Assignment: Scan the material for the word "Report" and return every matching line.

Task inputs:
====

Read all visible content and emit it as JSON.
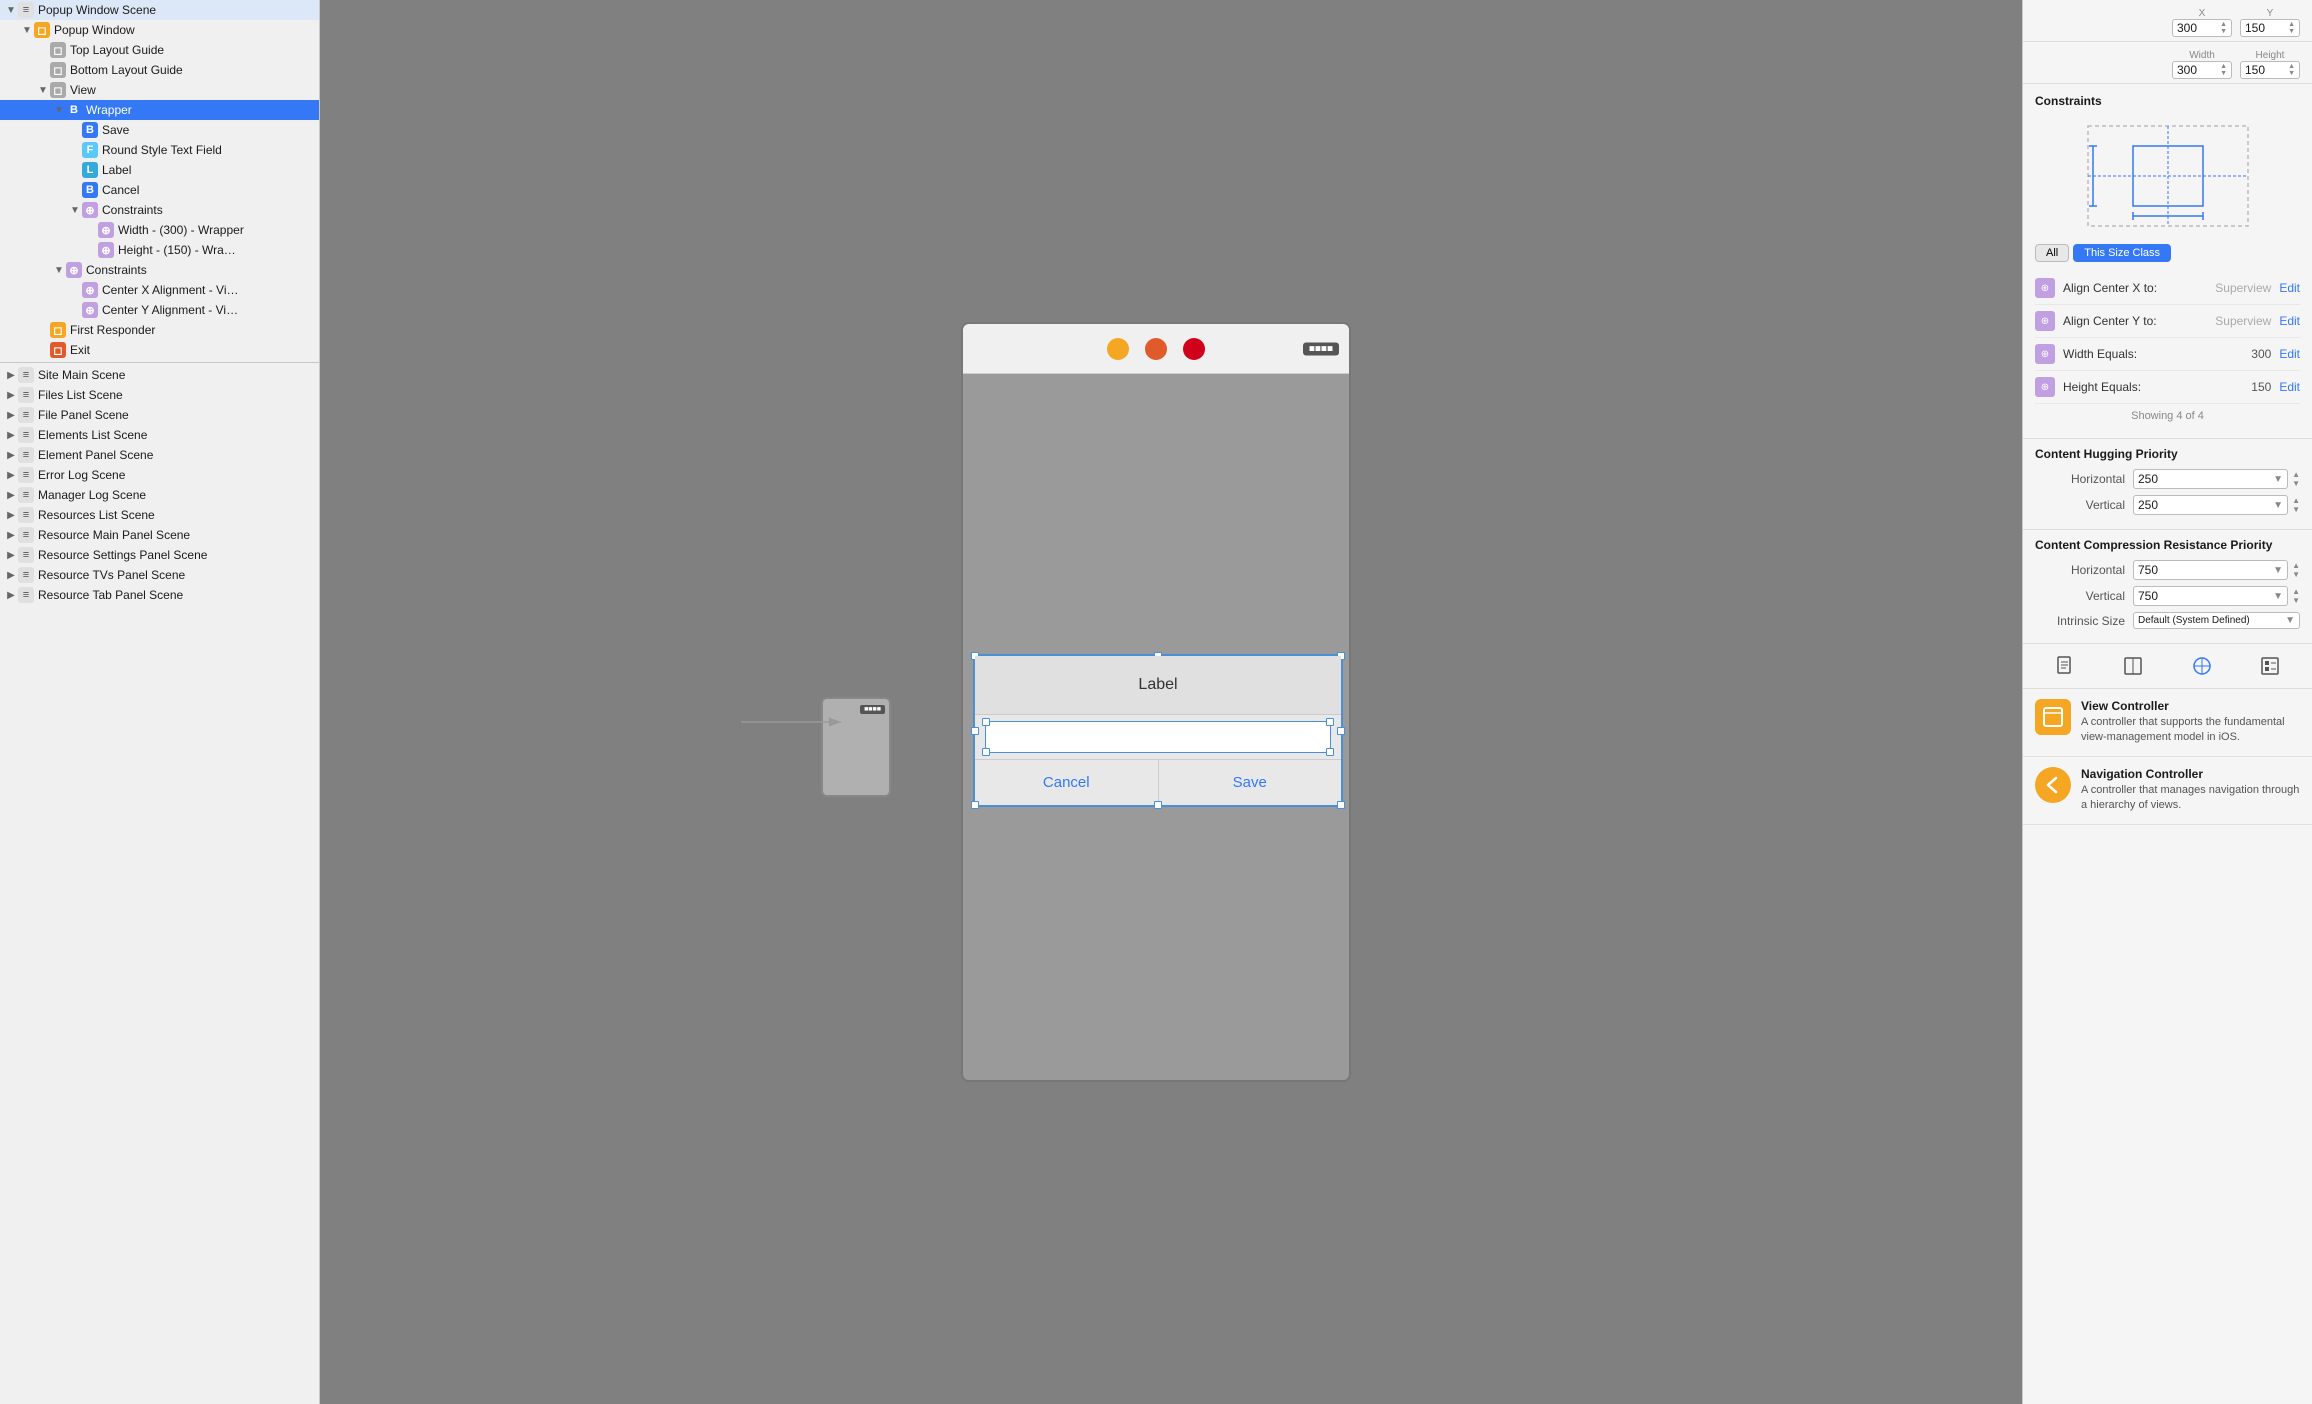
{
  "leftPanel": {
    "treeItems": [
      {
        "id": "popup-window-scene",
        "label": "Popup Window Scene",
        "indent": 0,
        "toggle": "▼",
        "iconType": "scene",
        "iconText": "≡"
      },
      {
        "id": "popup-window",
        "label": "Popup Window",
        "indent": 1,
        "toggle": "▼",
        "iconType": "orange",
        "iconText": "◻"
      },
      {
        "id": "top-layout-guide",
        "label": "Top Layout Guide",
        "indent": 2,
        "toggle": "",
        "iconType": "gray-sq",
        "iconText": "◻"
      },
      {
        "id": "bottom-layout-guide",
        "label": "Bottom Layout Guide",
        "indent": 2,
        "toggle": "",
        "iconType": "gray-sq",
        "iconText": "◻"
      },
      {
        "id": "view",
        "label": "View",
        "indent": 2,
        "toggle": "▼",
        "iconType": "gray-sq",
        "iconText": "◻"
      },
      {
        "id": "wrapper",
        "label": "Wrapper",
        "indent": 3,
        "toggle": "▼",
        "iconType": "blue-b",
        "iconText": "B",
        "selected": true
      },
      {
        "id": "save",
        "label": "Save",
        "indent": 4,
        "toggle": "",
        "iconType": "blue-b",
        "iconText": "B"
      },
      {
        "id": "round-style-text-field",
        "label": "Round Style Text Field",
        "indent": 4,
        "toggle": "",
        "iconType": "blue-f",
        "iconText": "F"
      },
      {
        "id": "label",
        "label": "Label",
        "indent": 4,
        "toggle": "",
        "iconType": "blue-l",
        "iconText": "L"
      },
      {
        "id": "cancel",
        "label": "Cancel",
        "indent": 4,
        "toggle": "",
        "iconType": "blue-b",
        "iconText": "B"
      },
      {
        "id": "constraints-wrapper",
        "label": "Constraints",
        "indent": 4,
        "toggle": "▼",
        "iconType": "constraint",
        "iconText": "⊕"
      },
      {
        "id": "width-constraint",
        "label": "Width - (300) - Wrapper",
        "indent": 5,
        "toggle": "",
        "iconType": "constraint",
        "iconText": "⊕"
      },
      {
        "id": "height-constraint",
        "label": "Height - (150) - Wra…",
        "indent": 5,
        "toggle": "",
        "iconType": "constraint",
        "iconText": "⊕"
      },
      {
        "id": "constraints-view",
        "label": "Constraints",
        "indent": 3,
        "toggle": "▼",
        "iconType": "constraint",
        "iconText": "⊕"
      },
      {
        "id": "center-x",
        "label": "Center X Alignment - Vi…",
        "indent": 4,
        "toggle": "",
        "iconType": "constraint",
        "iconText": "⊕"
      },
      {
        "id": "center-y",
        "label": "Center Y Alignment - Vi…",
        "indent": 4,
        "toggle": "",
        "iconType": "constraint",
        "iconText": "⊕"
      },
      {
        "id": "first-responder",
        "label": "First Responder",
        "indent": 2,
        "toggle": "",
        "iconType": "first-responder",
        "iconText": "◻"
      },
      {
        "id": "exit",
        "label": "Exit",
        "indent": 2,
        "toggle": "",
        "iconType": "exit",
        "iconText": "◻"
      }
    ],
    "sceneItems": [
      {
        "id": "site-main-scene",
        "label": "Site Main Scene"
      },
      {
        "id": "files-list-scene",
        "label": "Files List Scene"
      },
      {
        "id": "file-panel-scene",
        "label": "File Panel Scene"
      },
      {
        "id": "elements-list-scene",
        "label": "Elements List Scene"
      },
      {
        "id": "element-panel-scene",
        "label": "Element Panel Scene"
      },
      {
        "id": "error-log-scene",
        "label": "Error Log Scene"
      },
      {
        "id": "manager-log-scene",
        "label": "Manager Log Scene"
      },
      {
        "id": "resources-list-scene",
        "label": "Resources List Scene"
      },
      {
        "id": "resource-main-panel-scene",
        "label": "Resource Main Panel Scene"
      },
      {
        "id": "resource-settings-panel-scene",
        "label": "Resource Settings Panel Scene"
      },
      {
        "id": "resource-tvs-panel-scene",
        "label": "Resource TVs Panel Scene"
      },
      {
        "id": "resource-tab-panel-scene",
        "label": "Resource Tab Panel Scene"
      }
    ]
  },
  "canvas": {
    "statusIcons": [
      "◻",
      "◻",
      "◻"
    ],
    "batteryLabel": "■■■■",
    "labelText": "Label",
    "cancelText": "Cancel",
    "saveText": "Save"
  },
  "rightPanel": {
    "coords": {
      "xLabel": "X",
      "xValue": "300",
      "yLabel": "Y",
      "yValue": "150",
      "widthLabel": "Width",
      "widthValue": "300",
      "heightLabel": "Height",
      "heightValue": "150"
    },
    "constraintsTitle": "Constraints",
    "sizeClassButtons": [
      "All",
      "This Size Class"
    ],
    "constraints": [
      {
        "label": "Align Center X to:",
        "superview": "Superview",
        "edit": "Edit"
      },
      {
        "label": "Align Center Y to:",
        "superview": "Superview",
        "edit": "Edit"
      },
      {
        "label": "Width Equals:",
        "value": "300",
        "edit": "Edit"
      },
      {
        "label": "Height Equals:",
        "value": "150",
        "edit": "Edit"
      }
    ],
    "showingLabel": "Showing 4 of 4",
    "contentHuggingTitle": "Content Hugging Priority",
    "horizontalLabel": "Horizontal",
    "horizontalValue": "250",
    "verticalLabel": "Vertical",
    "verticalValue": "250",
    "compressionTitle": "Content Compression Resistance Priority",
    "compHorizontalValue": "750",
    "compVerticalValue": "750",
    "intrinsicLabel": "Intrinsic Size",
    "intrinsicValue": "Default (System Defined)",
    "libraryItems": [
      {
        "id": "view-controller",
        "title": "View Controller",
        "description": "A controller that supports the fundamental view-management model in iOS."
      },
      {
        "id": "navigation-controller",
        "title": "Navigation Controller",
        "description": "A controller that manages navigation through a hierarchy of views."
      }
    ]
  }
}
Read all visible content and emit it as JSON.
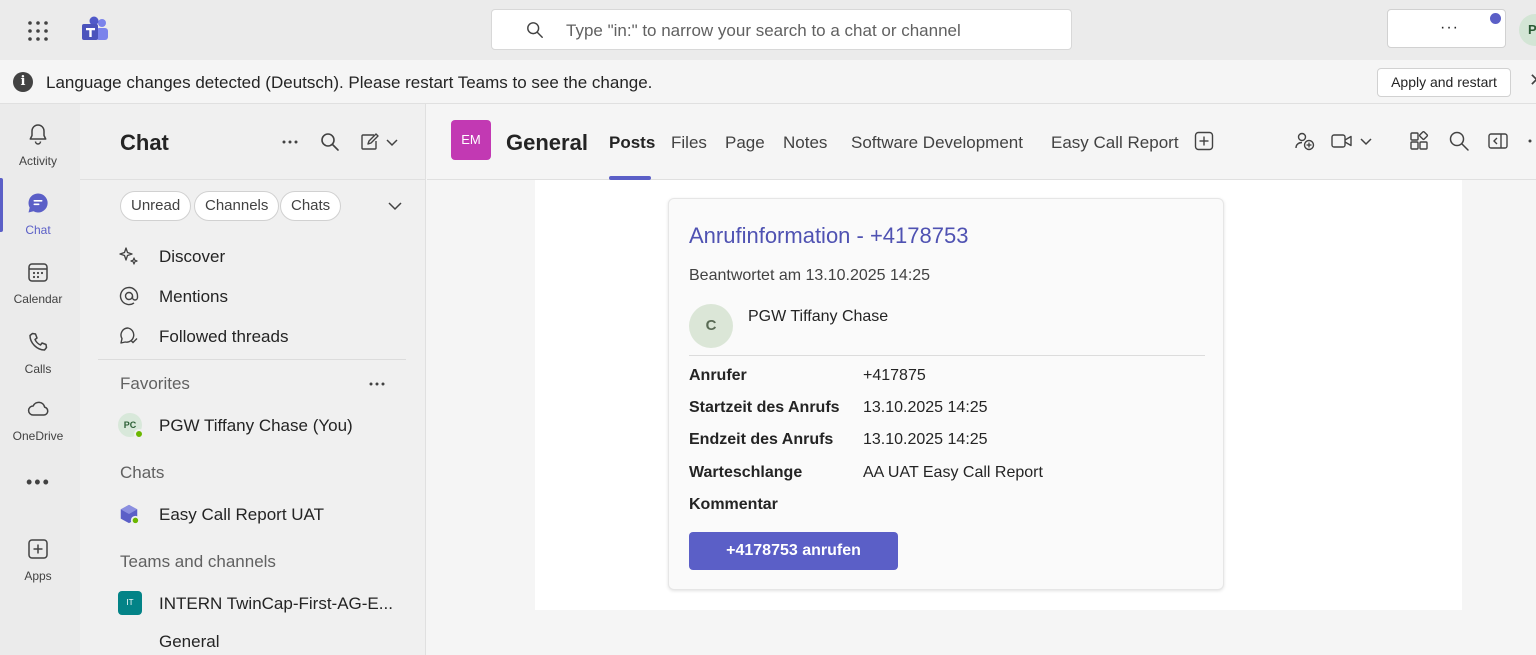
{
  "titlebar": {
    "search_placeholder": "Type \"in:\" to narrow your search to a chat or channel",
    "more_label": "···",
    "profile_initial": "P",
    "icons": [
      "app-launcher-icon",
      "teams-logo-icon",
      "search-icon"
    ]
  },
  "banner": {
    "message": "Language changes detected (Deutsch). Please restart Teams to see the change.",
    "info_glyph": "i",
    "apply_label": "Apply and restart",
    "close_glyph": "✕"
  },
  "rail": {
    "items": [
      {
        "label": "Activity",
        "icon": "bell-icon"
      },
      {
        "label": "Chat",
        "icon": "chat-icon"
      },
      {
        "label": "Calendar",
        "icon": "calendar-icon"
      },
      {
        "label": "Calls",
        "icon": "phone-icon"
      },
      {
        "label": "OneDrive",
        "icon": "cloud-icon"
      },
      {
        "label": "Apps",
        "icon": "add-app-icon"
      }
    ],
    "more_glyph": "•••"
  },
  "chatlist": {
    "title": "Chat",
    "filters": [
      "Unread",
      "Channels",
      "Chats"
    ],
    "nav": [
      {
        "label": "Discover",
        "icon": "sparkle-icon"
      },
      {
        "label": "Mentions",
        "icon": "at-icon"
      },
      {
        "label": "Followed threads",
        "icon": "followed-threads-icon"
      }
    ],
    "favorites_header": "Favorites",
    "favorites": [
      {
        "label": "PGW Tiffany Chase (You)",
        "initials": "PC"
      }
    ],
    "chats_header": "Chats",
    "chats": [
      {
        "label": "Easy Call Report UAT"
      }
    ],
    "teams_header": "Teams and channels",
    "teams": [
      {
        "label": "INTERN TwinCap-First-AG-E...",
        "initials": "IT"
      }
    ],
    "channels": [
      {
        "label": "General"
      }
    ]
  },
  "channel": {
    "avatar": "EM",
    "name": "General",
    "tabs": [
      "Posts",
      "Files",
      "Page",
      "Notes",
      "Software Development",
      "Easy Call Report"
    ],
    "active_tab": "Posts"
  },
  "card": {
    "title": "Anrufinformation - +4178753",
    "answered": "Beantwortet am 13.10.2025 14:25",
    "agent_initial": "C",
    "agent_name": "PGW Tiffany Chase",
    "facts": [
      {
        "key": "Anrufer",
        "value": "+417875"
      },
      {
        "key": "Startzeit des Anrufs",
        "value": "13.10.2025 14:25"
      },
      {
        "key": "Endzeit des Anrufs",
        "value": "13.10.2025 14:25"
      },
      {
        "key": "Warteschlange",
        "value": "AA UAT Easy Call Report"
      },
      {
        "key": "Kommentar",
        "value": ""
      }
    ],
    "call_button": "+4178753 anrufen"
  },
  "colors": {
    "brand": "#5b5fc7",
    "title_link": "#4f52b2",
    "channel_avatar": "#c239b3",
    "team_avatar": "#038387",
    "presence": "#6bb700"
  }
}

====

Solution for this problem:
        "label": "Easy Call Report UAT"
      "Easy Call Report"
        "value": "AA UAT Easy Call Report"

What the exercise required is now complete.